● Prompt:
Write out the data in full, exactly as shown.

===== Recorded data =====

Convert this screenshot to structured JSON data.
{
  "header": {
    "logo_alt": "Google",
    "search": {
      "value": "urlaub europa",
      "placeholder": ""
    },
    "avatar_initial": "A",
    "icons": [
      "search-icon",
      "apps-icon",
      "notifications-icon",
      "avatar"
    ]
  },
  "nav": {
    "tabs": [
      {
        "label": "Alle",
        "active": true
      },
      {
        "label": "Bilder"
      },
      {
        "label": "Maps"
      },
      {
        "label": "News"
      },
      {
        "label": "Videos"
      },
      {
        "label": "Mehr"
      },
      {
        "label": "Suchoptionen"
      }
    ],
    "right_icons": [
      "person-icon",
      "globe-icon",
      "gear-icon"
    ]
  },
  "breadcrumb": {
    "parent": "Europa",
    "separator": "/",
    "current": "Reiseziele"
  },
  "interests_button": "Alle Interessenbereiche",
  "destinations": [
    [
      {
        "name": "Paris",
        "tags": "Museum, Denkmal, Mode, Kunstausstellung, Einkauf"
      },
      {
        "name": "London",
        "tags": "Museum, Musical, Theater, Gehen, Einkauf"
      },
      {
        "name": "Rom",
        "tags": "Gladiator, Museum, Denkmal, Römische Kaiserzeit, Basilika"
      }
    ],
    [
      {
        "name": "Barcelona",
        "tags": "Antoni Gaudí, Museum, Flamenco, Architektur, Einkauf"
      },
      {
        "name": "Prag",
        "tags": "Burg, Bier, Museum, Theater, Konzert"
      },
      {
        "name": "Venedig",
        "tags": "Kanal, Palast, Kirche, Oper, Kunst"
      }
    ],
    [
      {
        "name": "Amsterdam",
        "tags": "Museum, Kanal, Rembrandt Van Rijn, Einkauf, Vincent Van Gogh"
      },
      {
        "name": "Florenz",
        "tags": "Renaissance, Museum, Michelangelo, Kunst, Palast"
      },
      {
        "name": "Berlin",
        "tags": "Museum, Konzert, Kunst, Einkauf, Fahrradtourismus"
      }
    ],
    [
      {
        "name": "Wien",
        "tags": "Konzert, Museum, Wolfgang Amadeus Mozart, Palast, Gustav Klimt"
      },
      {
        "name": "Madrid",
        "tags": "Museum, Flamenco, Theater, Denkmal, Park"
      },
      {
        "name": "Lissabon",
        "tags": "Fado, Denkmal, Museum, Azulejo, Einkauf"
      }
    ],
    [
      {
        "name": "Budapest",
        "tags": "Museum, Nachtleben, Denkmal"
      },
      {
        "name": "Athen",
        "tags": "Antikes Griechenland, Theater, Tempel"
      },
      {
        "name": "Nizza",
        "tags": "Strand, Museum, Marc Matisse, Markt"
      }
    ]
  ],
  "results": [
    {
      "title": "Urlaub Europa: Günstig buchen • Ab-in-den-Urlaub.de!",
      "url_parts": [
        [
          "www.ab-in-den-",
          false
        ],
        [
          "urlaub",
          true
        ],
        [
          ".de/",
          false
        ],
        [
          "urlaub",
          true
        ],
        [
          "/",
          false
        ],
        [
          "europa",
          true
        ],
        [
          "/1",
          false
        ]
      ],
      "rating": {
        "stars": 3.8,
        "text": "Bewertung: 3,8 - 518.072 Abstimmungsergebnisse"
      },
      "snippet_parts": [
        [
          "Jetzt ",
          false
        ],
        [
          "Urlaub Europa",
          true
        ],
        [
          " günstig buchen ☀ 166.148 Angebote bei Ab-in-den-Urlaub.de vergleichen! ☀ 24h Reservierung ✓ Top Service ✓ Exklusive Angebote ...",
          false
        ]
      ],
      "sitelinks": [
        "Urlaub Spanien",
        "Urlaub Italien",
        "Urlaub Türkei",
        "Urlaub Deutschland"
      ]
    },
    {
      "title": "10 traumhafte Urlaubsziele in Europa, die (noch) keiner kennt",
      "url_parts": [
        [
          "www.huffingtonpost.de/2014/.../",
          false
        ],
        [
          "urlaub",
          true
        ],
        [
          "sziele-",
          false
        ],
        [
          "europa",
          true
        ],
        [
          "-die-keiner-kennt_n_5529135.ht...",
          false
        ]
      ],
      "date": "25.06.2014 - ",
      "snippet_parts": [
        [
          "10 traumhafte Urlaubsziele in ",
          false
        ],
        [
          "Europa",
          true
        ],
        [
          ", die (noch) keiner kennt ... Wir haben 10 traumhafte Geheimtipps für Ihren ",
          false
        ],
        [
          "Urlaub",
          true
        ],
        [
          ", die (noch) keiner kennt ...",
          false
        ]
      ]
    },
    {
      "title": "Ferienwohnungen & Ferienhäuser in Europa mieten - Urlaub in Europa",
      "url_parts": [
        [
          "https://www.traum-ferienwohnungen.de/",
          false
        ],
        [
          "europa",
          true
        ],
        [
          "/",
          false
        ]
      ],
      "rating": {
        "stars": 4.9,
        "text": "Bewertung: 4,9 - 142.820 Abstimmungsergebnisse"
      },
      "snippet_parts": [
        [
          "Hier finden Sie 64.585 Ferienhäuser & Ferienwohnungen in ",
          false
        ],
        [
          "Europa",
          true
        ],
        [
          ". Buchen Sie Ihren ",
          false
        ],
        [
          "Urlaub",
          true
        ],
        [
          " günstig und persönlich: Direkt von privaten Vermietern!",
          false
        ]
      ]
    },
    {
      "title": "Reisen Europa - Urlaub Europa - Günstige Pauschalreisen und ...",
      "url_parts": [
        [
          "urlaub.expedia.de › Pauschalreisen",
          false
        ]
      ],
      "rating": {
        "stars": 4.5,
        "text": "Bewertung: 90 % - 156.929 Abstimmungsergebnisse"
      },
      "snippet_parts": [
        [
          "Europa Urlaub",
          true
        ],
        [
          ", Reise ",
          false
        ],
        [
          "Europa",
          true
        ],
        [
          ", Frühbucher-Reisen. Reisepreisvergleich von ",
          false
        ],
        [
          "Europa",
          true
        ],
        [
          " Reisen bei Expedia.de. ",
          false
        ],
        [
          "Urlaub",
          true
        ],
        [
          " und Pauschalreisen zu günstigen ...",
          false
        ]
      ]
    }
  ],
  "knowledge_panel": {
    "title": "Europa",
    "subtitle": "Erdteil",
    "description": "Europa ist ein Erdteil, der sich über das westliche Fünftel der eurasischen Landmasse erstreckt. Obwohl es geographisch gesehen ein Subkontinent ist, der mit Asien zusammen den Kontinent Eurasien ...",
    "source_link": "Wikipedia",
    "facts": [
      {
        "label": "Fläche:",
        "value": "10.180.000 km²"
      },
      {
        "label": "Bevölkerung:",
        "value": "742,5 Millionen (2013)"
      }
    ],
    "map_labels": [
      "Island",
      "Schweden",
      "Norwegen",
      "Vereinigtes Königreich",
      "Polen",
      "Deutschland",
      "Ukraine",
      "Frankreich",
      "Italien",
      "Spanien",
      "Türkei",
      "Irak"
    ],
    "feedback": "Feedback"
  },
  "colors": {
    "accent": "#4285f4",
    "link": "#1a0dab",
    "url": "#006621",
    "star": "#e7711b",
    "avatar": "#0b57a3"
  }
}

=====

● Response for this exercise:
Convert this screenshot to structured JSON data.
{
  "header": {
    "logo_alt": "Google",
    "search": {
      "value": "urlaub europa",
      "placeholder": ""
    },
    "avatar_initial": "A",
    "icons": [
      "search-icon",
      "apps-icon",
      "notifications-icon",
      "avatar"
    ]
  },
  "nav": {
    "tabs": [
      {
        "label": "Alle",
        "active": true
      },
      {
        "label": "Bilder"
      },
      {
        "label": "Maps"
      },
      {
        "label": "News"
      },
      {
        "label": "Videos"
      },
      {
        "label": "Mehr"
      },
      {
        "label": "Suchoptionen"
      }
    ],
    "right_icons": [
      "person-icon",
      "globe-icon",
      "gear-icon"
    ]
  },
  "breadcrumb": {
    "parent": "Europa",
    "separator": "/",
    "current": "Reiseziele"
  },
  "interests_button": "Alle Interessenbereiche",
  "destinations": [
    [
      {
        "name": "Paris",
        "tags": "Museum, Denkmal, Mode, Kunstausstellung, Einkauf"
      },
      {
        "name": "London",
        "tags": "Museum, Musical, Theater, Gehen, Einkauf"
      },
      {
        "name": "Rom",
        "tags": "Gladiator, Museum, Denkmal, Römische Kaiserzeit, Basilika"
      }
    ],
    [
      {
        "name": "Barcelona",
        "tags": "Antoni Gaudí, Museum, Flamenco, Architektur, Einkauf"
      },
      {
        "name": "Prag",
        "tags": "Burg, Bier, Museum, Theater, Konzert"
      },
      {
        "name": "Venedig",
        "tags": "Kanal, Palast, Kirche, Oper, Kunst"
      }
    ],
    [
      {
        "name": "Amsterdam",
        "tags": "Museum, Kanal, Rembrandt Van Rijn, Einkauf, Vincent Van Gogh"
      },
      {
        "name": "Florenz",
        "tags": "Renaissance, Museum, Michelangelo, Kunst, Palast"
      },
      {
        "name": "Berlin",
        "tags": "Museum, Konzert, Kunst, Einkauf, Fahrradtourismus"
      }
    ],
    [
      {
        "name": "Wien",
        "tags": "Konzert, Museum, Wolfgang Amadeus Mozart, Palast, Gustav Klimt"
      },
      {
        "name": "Madrid",
        "tags": "Museum, Flamenco, Theater, Denkmal, Park"
      },
      {
        "name": "Lissabon",
        "tags": "Fado, Denkmal, Museum, Azulejo, Einkauf"
      }
    ],
    [
      {
        "name": "Budapest",
        "tags": "Museum, Nachtleben, Denkmal"
      },
      {
        "name": "Athen",
        "tags": "Antikes Griechenland, Theater, Tempel"
      },
      {
        "name": "Nizza",
        "tags": "Strand, Museum, Marc Matisse, Markt"
      }
    ]
  ],
  "results": [
    {
      "title": "Urlaub Europa: Günstig buchen • Ab-in-den-Urlaub.de!",
      "url_parts": [
        [
          "www.ab-in-den-",
          false
        ],
        [
          "urlaub",
          true
        ],
        [
          ".de/",
          false
        ],
        [
          "urlaub",
          true
        ],
        [
          "/",
          false
        ],
        [
          "europa",
          true
        ],
        [
          "/1",
          false
        ]
      ],
      "rating": {
        "stars": 3.8,
        "text": "Bewertung: 3,8 - 518.072 Abstimmungsergebnisse"
      },
      "snippet_parts": [
        [
          "Jetzt ",
          false
        ],
        [
          "Urlaub Europa",
          true
        ],
        [
          " günstig buchen ☀ 166.148 Angebote bei Ab-in-den-Urlaub.de vergleichen! ☀ 24h Reservierung ✓ Top Service ✓ Exklusive Angebote ...",
          false
        ]
      ],
      "sitelinks": [
        "Urlaub Spanien",
        "Urlaub Italien",
        "Urlaub Türkei",
        "Urlaub Deutschland"
      ]
    },
    {
      "title": "10 traumhafte Urlaubsziele in Europa, die (noch) keiner kennt",
      "url_parts": [
        [
          "www.huffingtonpost.de/2014/.../",
          false
        ],
        [
          "urlaub",
          true
        ],
        [
          "sziele-",
          false
        ],
        [
          "europa",
          true
        ],
        [
          "-die-keiner-kennt_n_5529135.ht...",
          false
        ]
      ],
      "date": "25.06.2014 - ",
      "snippet_parts": [
        [
          "10 traumhafte Urlaubsziele in ",
          false
        ],
        [
          "Europa",
          true
        ],
        [
          ", die (noch) keiner kennt ... Wir haben 10 traumhafte Geheimtipps für Ihren ",
          false
        ],
        [
          "Urlaub",
          true
        ],
        [
          ", die (noch) keiner kennt ...",
          false
        ]
      ]
    },
    {
      "title": "Ferienwohnungen & Ferienhäuser in Europa mieten - Urlaub in Europa",
      "url_parts": [
        [
          "https://www.traum-ferienwohnungen.de/",
          false
        ],
        [
          "europa",
          true
        ],
        [
          "/",
          false
        ]
      ],
      "rating": {
        "stars": 4.9,
        "text": "Bewertung: 4,9 - 142.820 Abstimmungsergebnisse"
      },
      "snippet_parts": [
        [
          "Hier finden Sie 64.585 Ferienhäuser & Ferienwohnungen in ",
          false
        ],
        [
          "Europa",
          true
        ],
        [
          ". Buchen Sie Ihren ",
          false
        ],
        [
          "Urlaub",
          true
        ],
        [
          " günstig und persönlich: Direkt von privaten Vermietern!",
          false
        ]
      ]
    },
    {
      "title": "Reisen Europa - Urlaub Europa - Günstige Pauschalreisen und ...",
      "url_parts": [
        [
          "urlaub.expedia.de › Pauschalreisen",
          false
        ]
      ],
      "rating": {
        "stars": 4.5,
        "text": "Bewertung: 90 % - 156.929 Abstimmungsergebnisse"
      },
      "snippet_parts": [
        [
          "Europa Urlaub",
          true
        ],
        [
          ", Reise ",
          false
        ],
        [
          "Europa",
          true
        ],
        [
          ", Frühbucher-Reisen. Reisepreisvergleich von ",
          false
        ],
        [
          "Europa",
          true
        ],
        [
          " Reisen bei Expedia.de. ",
          false
        ],
        [
          "Urlaub",
          true
        ],
        [
          " und Pauschalreisen zu günstigen ...",
          false
        ]
      ]
    }
  ],
  "knowledge_panel": {
    "title": "Europa",
    "subtitle": "Erdteil",
    "description": "Europa ist ein Erdteil, der sich über das westliche Fünftel der eurasischen Landmasse erstreckt. Obwohl es geographisch gesehen ein Subkontinent ist, der mit Asien zusammen den Kontinent Eurasien ...",
    "source_link": "Wikipedia",
    "facts": [
      {
        "label": "Fläche:",
        "value": "10.180.000 km²"
      },
      {
        "label": "Bevölkerung:",
        "value": "742,5 Millionen (2013)"
      }
    ],
    "map_labels": [
      "Island",
      "Schweden",
      "Norwegen",
      "Vereinigtes Königreich",
      "Polen",
      "Deutschland",
      "Ukraine",
      "Frankreich",
      "Italien",
      "Spanien",
      "Türkei",
      "Irak"
    ],
    "feedback": "Feedback"
  },
  "colors": {
    "accent": "#4285f4",
    "link": "#1a0dab",
    "url": "#006621",
    "star": "#e7711b",
    "avatar": "#0b57a3"
  }
}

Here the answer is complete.